The Syracuse University community doesn’t have to travel far to enjoy chocolate pizza. They’ve been the main chocolate supplier for the University for years. And for those wanting to travel a few miles to the shop in Marcellus, the trip will not disappoint. Besides the myriad choices of chocolate pizzas, there are tons of gift baskets to choose from, custom message products and other chocolate-coated goodies to try, including their best-selling Peanut Butter Wings®—potato chips coated with peanut butter and dipped in chocolate. This is a far cry from the original milk or dark chocolate pizzas offered when Novak first took over. They now ship thousands of pizzas a year, including their single largest order of 31,000 Chocolate Pizzas®, which filled nine tractor trailer trucks.
I think it's important to give back, because I can help current students the way other alumni and professors helped me pursue my passion. That continues to build the Syracuse University alumni network.—Ryan Novak ’11
Novak says he and his 12 employees now go through about 250,000 pounds of chocolate a year and ship thousands of packages a week with orders from all over the world, including online orders to every continent except for Antarctica. Eventually they moved out of their original location in the village of Marcellus and into a larger facility a few miles away just outside the village, growing the business 800% since the move.
When the COVID-19 pandemic first hit, the retail store closed for three months, but that didn’t stop Novak and his team from working. They focused their efforts on their online sales and driving their search engine optimization. Their efforts paid off. Since the start of the pandemic, their online sales are up about 350%, and they often ship more packages in a day than they did at the same time the year before.
And through it all, Novak’s love for the product never went away. “I eat chocolate every single day,” he says.
Sage Advice to Young Entrepreneurs
Now that he’s experienced his own success, Novak is giving back to the University and the Whitman School by being an active and enthusiastic alumnus. He says he loves coming back to campus to speak with students and be a case study for their business classes. “I think it's important to give back, because I can help current students the way other alumni and professors helped me pursue my passion. That continues to build the Syracuse University alumni network.”
He stresses to students that it will take a lot of time and effort to pursue their entrepreneurial dreams, but that it’ll be worth it in the end. “There are days during the holiday peak weeks where we’re working 14 to 18 hours per day, seven days a week, on just a few hours of sleep. It’s definitely a lot of work to run a small business, but I absolutely love it. There's nothing else I'd rather be doing.”

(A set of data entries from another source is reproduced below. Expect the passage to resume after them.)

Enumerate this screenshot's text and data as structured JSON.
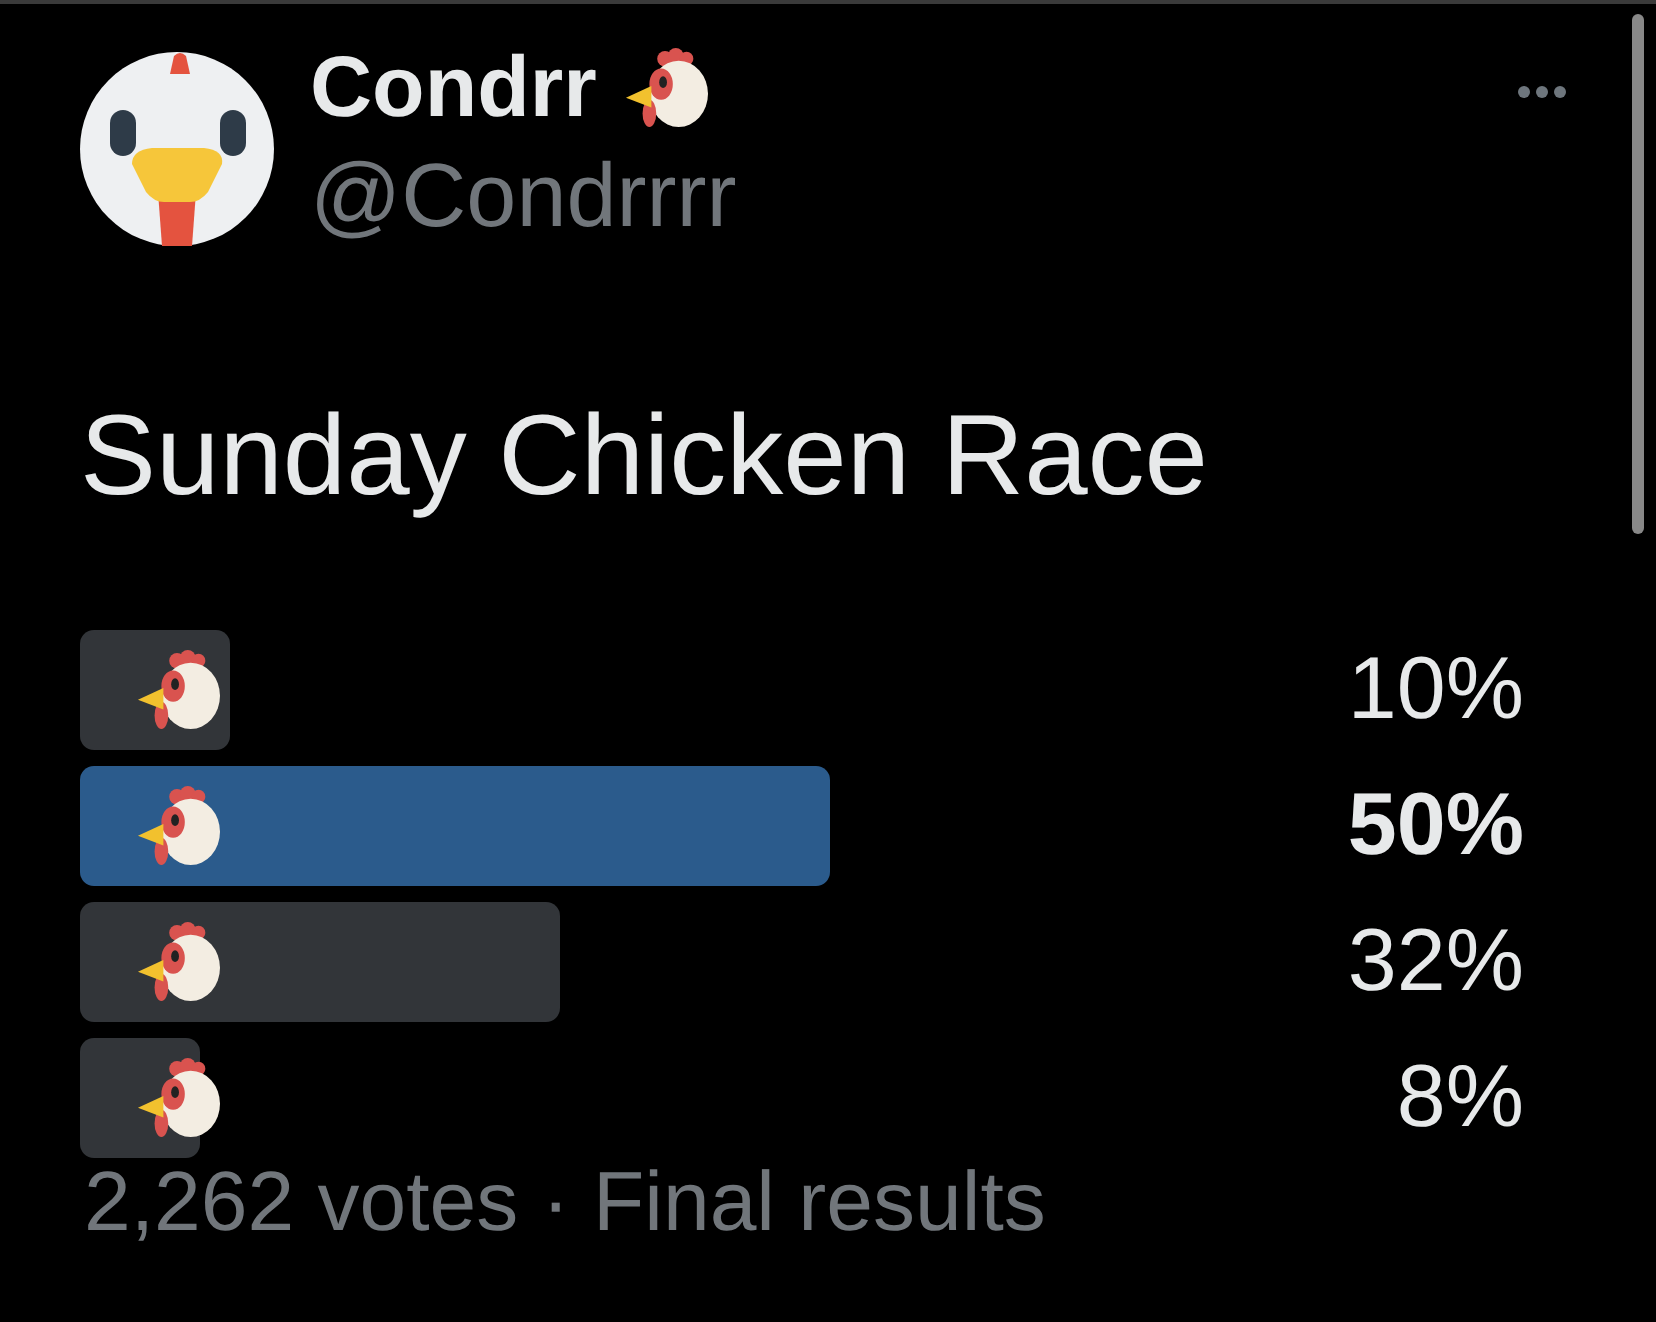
{
  "author": {
    "name": "Condrr",
    "handle": "@Condrrrr"
  },
  "tweet": {
    "text": "Sunday Chicken Race"
  },
  "poll": {
    "options": [
      {
        "percent": "10%",
        "level": 0.1,
        "leading": false
      },
      {
        "percent": "50%",
        "level": 0.5,
        "leading": true
      },
      {
        "percent": "32%",
        "level": 0.32,
        "leading": false
      },
      {
        "percent": "8%",
        "level": 0.08,
        "leading": false
      }
    ],
    "summary": "2,262 votes · Final results"
  }
}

Coming from a military family, Novak also enjoys speaking with veterans about his experience at the Entrepreneurship Bootcamp for Veterans through the Institute for Veterans and Military Families . When he comes back to campus for this event or to speak with current entrepreneurship students, he offers this advice: “Just believe in yourself. There will be good days, and there will be bad days, but if you really believe in what you’re selling and what you’re doing, you can make it work. Anything’s possible.”